Mark Lyttleton is an experienced speaker, angel investor, and business mentor.
In addition to providing business owners and entrepreneurs with strategic advice and financial support, Mark Lyttleton also offers personal advice, helping them deal with the stresses and personal challenges involved in launching and growing a successful business.
Mental Health Risks in Workforce
This article will explore the topic of mental health in the workplace, sharing strategies for employers to support colleagues experiencing mental health problems and ensuring that an employee who is struggling can access the help they need.
According to data gathered by the Health and Safety Executive (HSE) for 2021 to 2022, stress, anxiety, and depression account for a staggering 51% of all recorded work-related illnesses in the UK.
The HSE report suggests that the rate of self-reported work-related stress, anxiety, and depression is now higher than pre-coronavirus levels, although the problem was already on the rise before the start of the pandemic.
Work-related mental health issues not only have a significant impact on workers themselves but also have serious implications from an employer’s perspective, impacting workplace productivity and ultimately impeding profitability.
In the space of just one year, the HSE report revealed that some 17 million working days were lost due to work-related stress, anxiety, and depression.
Figures published in the HSE report suggest that mental illness is having a significant impact on businesses and workforces and will continue to do so for the foreseeable future without intervention.
It is in the best interests of employees and businesses alike for employers to take a proactive approach to workplace mental health, putting in place frameworks for supporting colleagues who are struggling with mental health problems and helping them access the help they need.

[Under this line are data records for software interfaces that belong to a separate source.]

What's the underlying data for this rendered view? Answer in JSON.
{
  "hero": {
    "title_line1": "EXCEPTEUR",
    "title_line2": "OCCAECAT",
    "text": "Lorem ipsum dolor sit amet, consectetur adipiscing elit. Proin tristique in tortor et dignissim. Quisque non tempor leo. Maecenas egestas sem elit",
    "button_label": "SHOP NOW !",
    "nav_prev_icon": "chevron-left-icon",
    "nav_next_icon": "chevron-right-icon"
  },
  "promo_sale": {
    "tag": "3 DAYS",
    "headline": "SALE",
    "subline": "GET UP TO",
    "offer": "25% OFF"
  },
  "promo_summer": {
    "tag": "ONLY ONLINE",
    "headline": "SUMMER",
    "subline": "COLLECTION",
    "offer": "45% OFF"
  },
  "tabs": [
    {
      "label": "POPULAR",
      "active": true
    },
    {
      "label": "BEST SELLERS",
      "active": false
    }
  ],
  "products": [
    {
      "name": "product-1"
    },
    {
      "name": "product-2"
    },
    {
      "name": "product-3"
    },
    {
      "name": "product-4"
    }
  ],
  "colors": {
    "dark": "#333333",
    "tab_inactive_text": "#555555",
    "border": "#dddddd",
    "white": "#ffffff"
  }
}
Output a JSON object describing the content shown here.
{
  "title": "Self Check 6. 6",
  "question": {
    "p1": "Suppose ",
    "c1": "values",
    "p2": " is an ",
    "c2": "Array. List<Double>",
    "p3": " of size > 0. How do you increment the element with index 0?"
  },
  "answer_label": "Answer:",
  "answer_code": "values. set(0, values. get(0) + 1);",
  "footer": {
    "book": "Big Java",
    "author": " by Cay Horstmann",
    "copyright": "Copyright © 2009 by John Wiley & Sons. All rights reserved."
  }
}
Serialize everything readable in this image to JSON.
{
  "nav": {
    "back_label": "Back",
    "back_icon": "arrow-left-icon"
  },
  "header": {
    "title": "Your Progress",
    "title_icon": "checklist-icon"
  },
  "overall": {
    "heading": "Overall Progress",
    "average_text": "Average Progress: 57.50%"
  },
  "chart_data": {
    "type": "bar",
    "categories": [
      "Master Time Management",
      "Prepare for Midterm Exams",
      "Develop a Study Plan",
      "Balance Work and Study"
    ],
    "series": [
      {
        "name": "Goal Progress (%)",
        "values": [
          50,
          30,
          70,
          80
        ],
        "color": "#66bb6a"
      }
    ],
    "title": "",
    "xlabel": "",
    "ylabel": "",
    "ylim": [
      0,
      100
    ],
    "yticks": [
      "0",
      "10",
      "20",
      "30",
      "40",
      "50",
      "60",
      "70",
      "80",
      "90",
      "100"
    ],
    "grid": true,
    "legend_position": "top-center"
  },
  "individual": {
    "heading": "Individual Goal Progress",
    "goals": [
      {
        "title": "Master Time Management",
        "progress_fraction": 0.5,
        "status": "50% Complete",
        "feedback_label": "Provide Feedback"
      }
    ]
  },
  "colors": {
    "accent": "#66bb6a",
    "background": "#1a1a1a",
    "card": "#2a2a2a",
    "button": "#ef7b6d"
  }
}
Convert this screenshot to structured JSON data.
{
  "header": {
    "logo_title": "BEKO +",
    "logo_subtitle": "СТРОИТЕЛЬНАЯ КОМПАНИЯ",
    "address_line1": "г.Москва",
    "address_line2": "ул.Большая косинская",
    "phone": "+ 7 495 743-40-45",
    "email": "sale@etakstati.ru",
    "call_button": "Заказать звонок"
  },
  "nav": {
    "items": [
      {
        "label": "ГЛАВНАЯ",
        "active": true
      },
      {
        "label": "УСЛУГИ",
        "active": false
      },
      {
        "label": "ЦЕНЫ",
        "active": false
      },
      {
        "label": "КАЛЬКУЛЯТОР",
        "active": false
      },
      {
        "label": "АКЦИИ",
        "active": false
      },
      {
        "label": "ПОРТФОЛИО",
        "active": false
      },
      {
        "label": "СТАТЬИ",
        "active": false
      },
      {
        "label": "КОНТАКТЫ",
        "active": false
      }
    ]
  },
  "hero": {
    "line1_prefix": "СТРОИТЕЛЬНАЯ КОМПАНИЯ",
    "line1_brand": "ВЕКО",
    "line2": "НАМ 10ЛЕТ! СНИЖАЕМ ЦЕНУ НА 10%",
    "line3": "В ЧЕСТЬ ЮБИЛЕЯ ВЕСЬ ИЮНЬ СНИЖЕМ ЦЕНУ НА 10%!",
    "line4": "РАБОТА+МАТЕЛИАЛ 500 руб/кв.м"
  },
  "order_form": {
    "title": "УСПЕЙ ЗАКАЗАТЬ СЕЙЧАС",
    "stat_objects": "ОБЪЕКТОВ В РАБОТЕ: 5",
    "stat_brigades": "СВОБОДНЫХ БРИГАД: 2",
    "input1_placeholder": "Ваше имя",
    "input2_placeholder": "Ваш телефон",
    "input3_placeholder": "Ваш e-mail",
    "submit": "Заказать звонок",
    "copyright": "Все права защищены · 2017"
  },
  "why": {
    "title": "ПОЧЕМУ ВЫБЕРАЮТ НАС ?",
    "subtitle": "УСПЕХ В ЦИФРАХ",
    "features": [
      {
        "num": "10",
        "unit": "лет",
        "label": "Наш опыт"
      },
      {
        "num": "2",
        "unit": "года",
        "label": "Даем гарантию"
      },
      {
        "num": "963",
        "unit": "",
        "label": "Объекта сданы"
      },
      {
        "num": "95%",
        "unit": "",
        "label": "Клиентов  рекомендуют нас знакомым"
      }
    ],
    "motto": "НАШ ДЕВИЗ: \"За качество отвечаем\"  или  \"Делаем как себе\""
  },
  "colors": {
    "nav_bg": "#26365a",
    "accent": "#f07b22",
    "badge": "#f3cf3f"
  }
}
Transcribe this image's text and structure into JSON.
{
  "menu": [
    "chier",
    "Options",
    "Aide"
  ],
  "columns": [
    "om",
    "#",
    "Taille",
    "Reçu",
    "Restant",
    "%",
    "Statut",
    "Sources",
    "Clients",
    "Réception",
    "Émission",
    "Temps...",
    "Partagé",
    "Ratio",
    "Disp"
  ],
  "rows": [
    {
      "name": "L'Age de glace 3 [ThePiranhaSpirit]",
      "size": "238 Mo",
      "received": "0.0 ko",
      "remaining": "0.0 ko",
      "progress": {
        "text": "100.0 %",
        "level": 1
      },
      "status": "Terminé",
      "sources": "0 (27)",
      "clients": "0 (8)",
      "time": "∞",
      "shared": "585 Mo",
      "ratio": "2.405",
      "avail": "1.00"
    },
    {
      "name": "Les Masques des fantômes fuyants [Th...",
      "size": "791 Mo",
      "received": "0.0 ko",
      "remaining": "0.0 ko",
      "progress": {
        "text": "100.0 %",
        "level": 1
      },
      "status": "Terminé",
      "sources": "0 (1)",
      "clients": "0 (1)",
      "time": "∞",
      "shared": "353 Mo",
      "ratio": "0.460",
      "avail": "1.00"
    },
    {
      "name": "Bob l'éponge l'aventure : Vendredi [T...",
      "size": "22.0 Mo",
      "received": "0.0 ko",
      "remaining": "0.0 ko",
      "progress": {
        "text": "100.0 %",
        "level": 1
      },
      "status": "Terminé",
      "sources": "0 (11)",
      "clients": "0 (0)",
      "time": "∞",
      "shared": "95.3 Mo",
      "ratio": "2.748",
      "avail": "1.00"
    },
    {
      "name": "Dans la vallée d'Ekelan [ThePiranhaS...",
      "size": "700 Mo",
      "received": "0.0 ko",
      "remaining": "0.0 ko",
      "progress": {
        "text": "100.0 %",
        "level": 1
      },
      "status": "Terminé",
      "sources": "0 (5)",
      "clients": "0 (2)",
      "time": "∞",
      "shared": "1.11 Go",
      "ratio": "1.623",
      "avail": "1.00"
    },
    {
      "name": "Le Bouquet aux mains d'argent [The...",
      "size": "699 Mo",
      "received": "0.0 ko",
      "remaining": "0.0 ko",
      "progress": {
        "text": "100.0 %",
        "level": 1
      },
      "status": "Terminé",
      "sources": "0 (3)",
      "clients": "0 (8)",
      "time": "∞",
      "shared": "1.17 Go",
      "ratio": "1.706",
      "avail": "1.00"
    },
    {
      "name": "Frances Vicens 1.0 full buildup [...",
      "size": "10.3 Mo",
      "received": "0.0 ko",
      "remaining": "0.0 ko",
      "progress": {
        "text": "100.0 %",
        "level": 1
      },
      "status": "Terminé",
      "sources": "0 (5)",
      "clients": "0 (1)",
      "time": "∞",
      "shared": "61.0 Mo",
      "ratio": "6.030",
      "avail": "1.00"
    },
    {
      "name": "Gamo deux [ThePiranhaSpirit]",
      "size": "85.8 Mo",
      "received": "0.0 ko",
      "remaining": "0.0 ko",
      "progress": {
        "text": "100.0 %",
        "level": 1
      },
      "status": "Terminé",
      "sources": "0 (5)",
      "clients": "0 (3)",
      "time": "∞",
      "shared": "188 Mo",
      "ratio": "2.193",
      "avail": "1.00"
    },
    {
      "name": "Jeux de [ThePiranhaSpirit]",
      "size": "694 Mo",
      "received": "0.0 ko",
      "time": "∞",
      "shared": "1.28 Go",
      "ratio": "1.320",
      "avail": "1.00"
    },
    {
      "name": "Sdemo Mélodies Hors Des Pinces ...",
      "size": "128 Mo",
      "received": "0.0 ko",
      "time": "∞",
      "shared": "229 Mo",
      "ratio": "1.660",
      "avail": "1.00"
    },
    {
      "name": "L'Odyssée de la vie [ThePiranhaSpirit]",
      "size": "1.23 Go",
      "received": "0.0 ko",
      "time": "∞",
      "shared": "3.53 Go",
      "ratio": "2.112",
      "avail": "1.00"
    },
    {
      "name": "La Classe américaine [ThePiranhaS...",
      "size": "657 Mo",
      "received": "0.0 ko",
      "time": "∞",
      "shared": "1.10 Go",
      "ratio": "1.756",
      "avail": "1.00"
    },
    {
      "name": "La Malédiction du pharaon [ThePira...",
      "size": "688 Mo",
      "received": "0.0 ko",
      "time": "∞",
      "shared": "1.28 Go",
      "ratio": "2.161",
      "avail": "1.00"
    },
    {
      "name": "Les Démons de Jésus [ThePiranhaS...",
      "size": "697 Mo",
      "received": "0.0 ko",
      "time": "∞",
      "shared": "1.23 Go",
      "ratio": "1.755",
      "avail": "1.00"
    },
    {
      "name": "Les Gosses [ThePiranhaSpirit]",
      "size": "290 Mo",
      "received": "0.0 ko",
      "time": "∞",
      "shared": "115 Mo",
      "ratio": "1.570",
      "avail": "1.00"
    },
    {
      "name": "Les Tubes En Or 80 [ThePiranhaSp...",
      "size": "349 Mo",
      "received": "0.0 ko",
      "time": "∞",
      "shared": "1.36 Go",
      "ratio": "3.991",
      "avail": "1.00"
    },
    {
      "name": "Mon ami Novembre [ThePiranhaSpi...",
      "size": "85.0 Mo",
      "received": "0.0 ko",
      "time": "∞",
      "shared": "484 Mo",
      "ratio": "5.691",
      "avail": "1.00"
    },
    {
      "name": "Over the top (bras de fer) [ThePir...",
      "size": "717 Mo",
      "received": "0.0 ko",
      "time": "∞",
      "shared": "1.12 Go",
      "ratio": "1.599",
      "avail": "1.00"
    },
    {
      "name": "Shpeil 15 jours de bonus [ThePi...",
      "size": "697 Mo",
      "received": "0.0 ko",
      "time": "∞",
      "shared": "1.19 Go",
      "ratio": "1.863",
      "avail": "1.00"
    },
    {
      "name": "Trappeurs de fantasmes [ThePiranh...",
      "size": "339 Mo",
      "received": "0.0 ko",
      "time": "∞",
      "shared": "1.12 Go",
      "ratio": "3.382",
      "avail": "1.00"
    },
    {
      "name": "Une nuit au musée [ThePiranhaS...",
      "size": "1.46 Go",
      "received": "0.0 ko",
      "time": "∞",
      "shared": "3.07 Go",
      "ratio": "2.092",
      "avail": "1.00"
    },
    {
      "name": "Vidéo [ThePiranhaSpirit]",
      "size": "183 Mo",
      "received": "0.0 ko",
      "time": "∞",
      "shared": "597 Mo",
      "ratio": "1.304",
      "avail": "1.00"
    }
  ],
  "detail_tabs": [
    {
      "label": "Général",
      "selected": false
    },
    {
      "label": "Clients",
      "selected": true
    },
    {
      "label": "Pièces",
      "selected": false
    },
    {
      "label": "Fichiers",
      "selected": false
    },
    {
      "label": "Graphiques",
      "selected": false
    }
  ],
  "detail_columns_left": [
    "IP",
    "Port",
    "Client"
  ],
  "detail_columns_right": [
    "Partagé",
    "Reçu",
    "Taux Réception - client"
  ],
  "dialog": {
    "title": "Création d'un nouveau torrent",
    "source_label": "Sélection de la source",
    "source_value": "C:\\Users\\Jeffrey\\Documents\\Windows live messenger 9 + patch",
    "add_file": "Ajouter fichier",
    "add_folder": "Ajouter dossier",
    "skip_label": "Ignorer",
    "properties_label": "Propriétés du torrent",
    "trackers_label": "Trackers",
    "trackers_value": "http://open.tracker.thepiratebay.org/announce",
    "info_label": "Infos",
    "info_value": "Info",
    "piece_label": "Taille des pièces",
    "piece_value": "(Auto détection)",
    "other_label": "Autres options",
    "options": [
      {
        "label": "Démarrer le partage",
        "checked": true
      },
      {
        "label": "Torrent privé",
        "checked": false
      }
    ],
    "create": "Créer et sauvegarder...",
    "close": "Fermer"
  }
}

The HSE Health and Safety at Work Summary Statistics for Great Britain report reveals that for the 2021 to 2022 period:
- There were 900,000 cases of work-related stress, anxiety or depression
- 372,000 workers suffered a new case of work-related stress, anxiety, or depression
- The effects of the COVID-19 pandemic were found to be a major contributory factor to the increase in incidences of work-related stress, anxiety, and depression
- 17 million working days were lost due to work-related stress, anxiety, or depression
It is vital for employers to take active steps to protect the mental health of their employees, supporting workers who experience difficulties.
Not only does taking a proactive approach to workplace mental health reap significant benefits in terms of productivity and profitability but businesses also have a duty of care to the people who work there.
Prudent employers take steps to protect not just their staff’s physical well-being but also their mental health.
In spite of this, some 70% of employees in the UK say that they have experienced poor mental health due to their work, with 57% admitting that they have experienced poor mental health while working for their current employer.
According to Deloitte’s Mental Health and Employers report published in March 2022, for every £1 invested in workplace mental health, employers see an impressive ROI of £5.30.
In addition, data from the 2021/2022 Workplace Wellbeing Index suggests that employees who feel valued and supported are more productive, staying with the business for longer and delivering the best outcomes.
By law, if an individual’s mental health condition is considered a disability, employers have a legal responsibility to make reasonable adjustments to help them carry out their work without being at a disadvantage.
Forward-looking employers are increasingly investing in creating a supportive environment for workers where they feel they can talk openly about any mental health issues they may be experiencing to avoid problems building up.
This has a variety of benefits, including less absence from work due to poor mental health and improved morale in the workplace.
Employers should take proactive steps to create a supportive environment, taking the mental health of their employees just as seriously as their physical well-being.
Businesses must create an environment where workers feel safe and able to talk openly about mental health. T
o this end, employers can implement a variety of measures, chief among them ensuring that employees have regular meetings with managers to discuss any problems they may be experiencing.
Employers should also actively encourage positive mental health, for example, by arranging mental health workshops and training and appointing mental health champions that staff can talk to.
In terms of creating a supportive workplace environment, management, and business leaders should ensure they are available and approachable, presenting opportunities for team members to discuss any problems they may be having.
Management styles should cater to the individual needs of staff members, for example asking staff members who are working remotely whether they would rather connect via video meeting, email, or phone.
A manager may be apprehensive about approaching someone they suspect has a mental health problem.
However, in such circumstances, it is important to arrange a conversation as soon as possible.
The manager should ensure that any conversation is held in private, approaching the conversation in a positive way and demonstrating flexibility in terms of where and how the conversation is staged.